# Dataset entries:
'''

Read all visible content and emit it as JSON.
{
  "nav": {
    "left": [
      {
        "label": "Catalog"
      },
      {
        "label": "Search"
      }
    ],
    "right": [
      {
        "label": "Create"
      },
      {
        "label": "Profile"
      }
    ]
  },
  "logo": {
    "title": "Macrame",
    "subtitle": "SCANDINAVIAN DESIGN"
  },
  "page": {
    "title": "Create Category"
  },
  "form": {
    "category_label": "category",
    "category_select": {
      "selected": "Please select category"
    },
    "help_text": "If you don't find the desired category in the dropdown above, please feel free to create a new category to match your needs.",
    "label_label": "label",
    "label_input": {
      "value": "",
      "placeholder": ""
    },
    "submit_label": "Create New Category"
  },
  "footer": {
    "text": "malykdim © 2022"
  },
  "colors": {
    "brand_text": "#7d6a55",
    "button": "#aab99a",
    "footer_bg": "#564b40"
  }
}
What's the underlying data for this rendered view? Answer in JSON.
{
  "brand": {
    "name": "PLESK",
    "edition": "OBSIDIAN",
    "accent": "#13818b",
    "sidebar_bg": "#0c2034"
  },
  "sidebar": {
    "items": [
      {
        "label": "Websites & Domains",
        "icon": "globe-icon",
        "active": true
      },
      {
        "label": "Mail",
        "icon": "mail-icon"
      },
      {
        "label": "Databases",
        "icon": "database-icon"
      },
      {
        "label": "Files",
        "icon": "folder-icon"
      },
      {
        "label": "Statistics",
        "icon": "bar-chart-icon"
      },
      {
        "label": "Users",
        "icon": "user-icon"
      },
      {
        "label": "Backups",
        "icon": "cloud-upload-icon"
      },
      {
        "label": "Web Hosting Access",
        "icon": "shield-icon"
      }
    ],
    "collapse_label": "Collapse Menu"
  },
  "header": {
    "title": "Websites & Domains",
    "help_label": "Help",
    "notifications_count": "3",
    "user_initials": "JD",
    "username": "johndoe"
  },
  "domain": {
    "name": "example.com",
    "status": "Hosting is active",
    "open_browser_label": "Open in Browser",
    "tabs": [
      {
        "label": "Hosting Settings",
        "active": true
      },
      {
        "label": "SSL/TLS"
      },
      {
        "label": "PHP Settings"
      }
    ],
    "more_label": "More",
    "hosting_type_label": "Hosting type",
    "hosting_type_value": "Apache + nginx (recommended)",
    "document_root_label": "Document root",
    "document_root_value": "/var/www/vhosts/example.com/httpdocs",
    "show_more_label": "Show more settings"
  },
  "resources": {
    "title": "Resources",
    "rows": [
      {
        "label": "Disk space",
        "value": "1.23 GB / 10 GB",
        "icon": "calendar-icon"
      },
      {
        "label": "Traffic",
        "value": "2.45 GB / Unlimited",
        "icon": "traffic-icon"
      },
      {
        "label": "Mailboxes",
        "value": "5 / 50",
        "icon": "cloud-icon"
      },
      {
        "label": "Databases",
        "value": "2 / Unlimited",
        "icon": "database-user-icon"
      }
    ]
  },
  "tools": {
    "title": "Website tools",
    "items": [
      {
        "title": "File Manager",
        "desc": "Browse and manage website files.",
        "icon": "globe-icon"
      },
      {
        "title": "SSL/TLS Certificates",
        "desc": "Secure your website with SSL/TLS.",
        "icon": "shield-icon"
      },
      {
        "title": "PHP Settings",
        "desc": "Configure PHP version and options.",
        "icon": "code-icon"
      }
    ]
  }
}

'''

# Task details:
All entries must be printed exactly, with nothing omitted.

# Response area:
Read all visible content and emit it as JSON.
{
  "nav": {
    "left": [
      {
        "label": "Catalog"
      },
      {
        "label": "Search"
      }
    ],
    "right": [
      {
        "label": "Create"
      },
      {
        "label": "Profile"
      }
    ]
  },
  "logo": {
    "title": "Macrame",
    "subtitle": "SCANDINAVIAN DESIGN"
  },
  "page": {
    "title": "Create Category"
  },
  "form": {
    "category_label": "category",
    "category_select": {
      "selected": "Please select category"
    },
    "help_text": "If you don't find the desired category in the dropdown above, please feel free to create a new category to match your needs.",
    "label_label": "label",
    "label_input": {
      "value": "",
      "placeholder": ""
    },
    "submit_label": "Create New Category"
  },
  "footer": {
    "text": "malykdim © 2022"
  },
  "colors": {
    "brand_text": "#7d6a55",
    "button": "#aab99a",
    "footer_bg": "#564b40"
  }
}
What's the underlying data for this rendered view? Answer in JSON.
{
  "brand": {
    "name": "PLESK",
    "edition": "OBSIDIAN",
    "accent": "#13818b",
    "sidebar_bg": "#0c2034"
  },
  "sidebar": {
    "items": [
      {
        "label": "Websites & Domains",
        "icon": "globe-icon",
        "active": true
      },
      {
        "label": "Mail",
        "icon": "mail-icon"
      },
      {
        "label": "Databases",
        "icon": "database-icon"
      },
      {
        "label": "Files",
        "icon": "folder-icon"
      },
      {
        "label": "Statistics",
        "icon": "bar-chart-icon"
      },
      {
        "label": "Users",
        "icon": "user-icon"
      },
      {
        "label": "Backups",
        "icon": "cloud-upload-icon"
      },
      {
        "label": "Web Hosting Access",
        "icon": "shield-icon"
      }
    ],
    "collapse_label": "Collapse Menu"
  },
  "header": {
    "title": "Websites & Domains",
    "help_label": "Help",
    "notifications_count": "3",
    "user_initials": "JD",
    "username": "johndoe"
  },
  "domain": {
    "name": "example.com",
    "status": "Hosting is active",
    "open_browser_label": "Open in Browser",
    "tabs": [
      {
        "label": "Hosting Settings",
        "active": true
      },
      {
        "label": "SSL/TLS"
      },
      {
        "label": "PHP Settings"
      }
    ],
    "more_label": "More",
    "hosting_type_label": "Hosting type",
    "hosting_type_value": "Apache + nginx (recommended)",
    "document_root_label": "Document root",
    "document_root_value": "/var/www/vhosts/example.com/httpdocs",
    "show_more_label": "Show more settings"
  },
  "resources": {
    "title": "Resources",
    "rows": [
      {
        "label": "Disk space",
        "value": "1.23 GB / 10 GB",
        "icon": "calendar-icon"
      },
      {
        "label": "Traffic",
        "value": "2.45 GB / Unlimited",
        "icon": "traffic-icon"
      },
      {
        "label": "Mailboxes",
        "value": "5 / 50",
        "icon": "cloud-icon"
      },
      {
        "label": "Databases",
        "value": "2 / Unlimited",
        "icon": "database-user-icon"
      }
    ]
  },
  "tools": {
    "title": "Website tools",
    "items": [
      {
        "title": "File Manager",
        "desc": "Browse and manage website files.",
        "icon": "globe-icon"
      },
      {
        "title": "SSL/TLS Certificates",
        "desc": "Secure your website with SSL/TLS.",
        "icon": "shield-icon"
      },
      {
        "title": "PHP Settings",
        "desc": "Configure PHP version and options.",
        "icon": "code-icon"
      }
    ]
  }
}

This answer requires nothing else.